Economy needs a big push
South Africa’s economy needs a major push forward, President Jacob Zuma said on Thursday.
The country’s aim of achieving a growth target of five percent in 2019 was at risk, he warned in his state-of-the-nation address, delivered before a joint sitting of Parliament’s two chambers.
Zuma noted that the International Monetary Fund had this week revised down its global economic growth forecast to 3.5 percent for 2015.
“Our ambition of achieving a growth target of five percent by 2019 is at risk because of the slow global growth, as well as domestic constraints in energy, skills, transport and logistics amongst others.”
However, the situation was more promising on the jobs front.
“Two days ago, StatsSA released the employment figures for the last quarter of 2014. [They show] that there are now 15.3 million people who are employed in South Africa. Jobs grew by 203,000.”
On his target of six million job opportunities over five years, announced last year, he said so far 850,000 “work opportunities” had been created.
Zuma said government had a nine-point plan to “ignite growth and create jobs”.
This included, among other things, resolving the country’s energy challenge, revitalising agriculture, advancing the beneficiation of minerals and encouraging private sector investment.
“Our economy needs a major push forward,” he said.
Zuma speaks out on foreign land owners
Foreigners will not be allowed to own land in South Africa, President Jacob Zuma said during his state-of-the-nation address to Parliament on Thursday.

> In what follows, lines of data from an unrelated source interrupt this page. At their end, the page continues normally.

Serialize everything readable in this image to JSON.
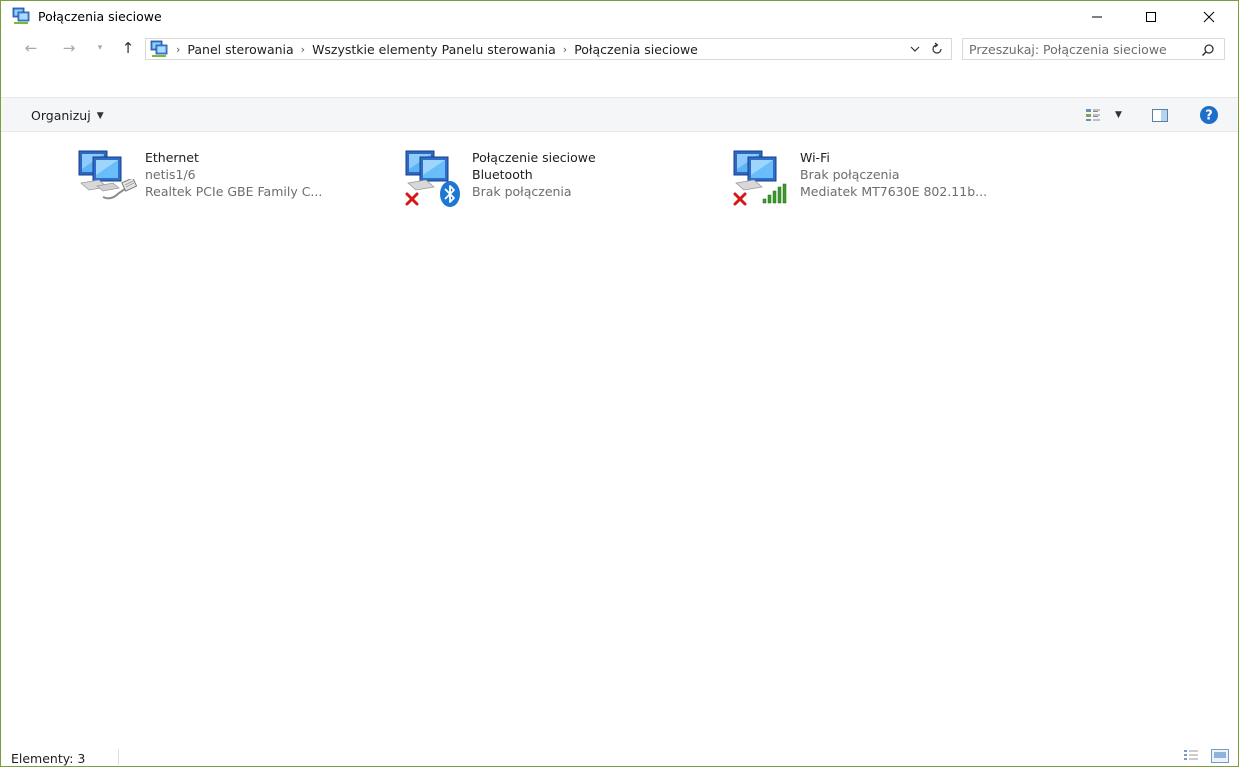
{
  "window": {
    "title": "Połączenia sieciowe",
    "minimize_label": "—",
    "maximize_label": "☐",
    "close_label": "✕"
  },
  "nav": {
    "back_label": "←",
    "forward_label": "→",
    "recent_label": "▾",
    "up_label": "↑",
    "breadcrumbs": [
      "Panel sterowania",
      "Wszystkie elementy Panelu sterowania",
      "Połączenia sieciowe"
    ],
    "search_placeholder": "Przeszukaj: Połączenia sieciowe"
  },
  "toolbar": {
    "organize_label": "Organizuj",
    "organize_caret": "▼",
    "view_caret": "▼"
  },
  "connections": [
    {
      "name": "Ethernet",
      "line2": "netis1/6",
      "line3": "Realtek PCIe GBE Family C...",
      "icon": "ethernet-cable-icon",
      "status_icon": "none"
    },
    {
      "name": "Połączenie sieciowe",
      "name2": "Bluetooth",
      "line3": "Brak połączenia",
      "icon": "bluetooth-icon",
      "status_icon": "red-x-icon"
    },
    {
      "name": "Wi-Fi",
      "line2": "Brak połączenia",
      "line3": "Mediatek MT7630E 802.11b...",
      "icon": "wifi-signal-icon",
      "status_icon": "red-x-icon"
    }
  ],
  "status": {
    "count_text": "Elementy: 3"
  },
  "colors": {
    "window_border": "#7a9f3a",
    "toolbar_bg": "#f5f6f7",
    "help_blue": "#1e6fc9",
    "error_red": "#d7161a",
    "signal_green": "#3b9b2b",
    "bluetooth_blue": "#1e78d2"
  }
}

He said they would instead be eligible for long-term leases.
“In this regard, the Regulation of Land Holdings Bill will be submitted to Parliament this year,” he said to applause in the National Assembly.
Land had become a critical factor in achieving redress for the wrongs of the past.
The second window for lodging land claims was reopened last year.
Zuma said more then 36,000 land claims had been lodged nationally. The cut-off date was 2019.
“We are also exploring the fifty/fifty policy framework, which proposes relative rights for people who live and work on farms.
“Fifty farming enterprises will be identified as a pilot project.”
In terms of new proposed laws, a ceiling of land ownership would be set at a maximum of 12,000 hectares.
Through the land reform programme, more than 90,000 hectares had been allocated to smallholder farmers, farm dwellers and labour tenants.
“The process of establishing the office of the valuer-general is underway, which is established in terms of the Property Valuation Act,” Zuma said.
“Once implemented the law will stop the reliance on the willing-buyer, willing-seller method in respect of land acquisition by the state.”
Eskom to get R23 billion
Stabilising Eskom’s finances is a priority and the power utility will be given R23 billion to do so, President Jacob Zuma announced on Thursday.
“The government will honour its commitment to give it around R23 billion in the next fiscal year,” he said in his state-of-the-nation address to Parliament.
He acknowledged South Africa was experiencing serious energy constraints.
“[These] are an impediment to economic growth, and are a major inconvenience to everyone in the country.”
Overcoming the problem was uppermost in government’s priorities.
“We are doing everything we can to resolve the energy challenge.”
Cabinet was working “round the clock” with Eskom to stabilise the electricity supply system and contain load shedding.
25 years since Mandela’s release
The country is celebrating 25 years since former president Nelson Mandela was released from prison and the unbanning of liberation movements, President Jacob Zuma said during his state-of-the-nation address on Thursday.
“The release of Madiba marked a giant leap in the long walk to freedom for the people of South Africa as a whole and dealt a fatal blow to apartheid colonialism,” he told a joint sitting of the National Assembly and National Council of Provinces.
“We continue to be inspired by Madiba and draw lessons from his legacy as we build our country.”
Zuma started where he had left off when he was interrupted earlier by the Economic Freedom Fighters.
“Let me start where I was interrupted from,” he said chuckling.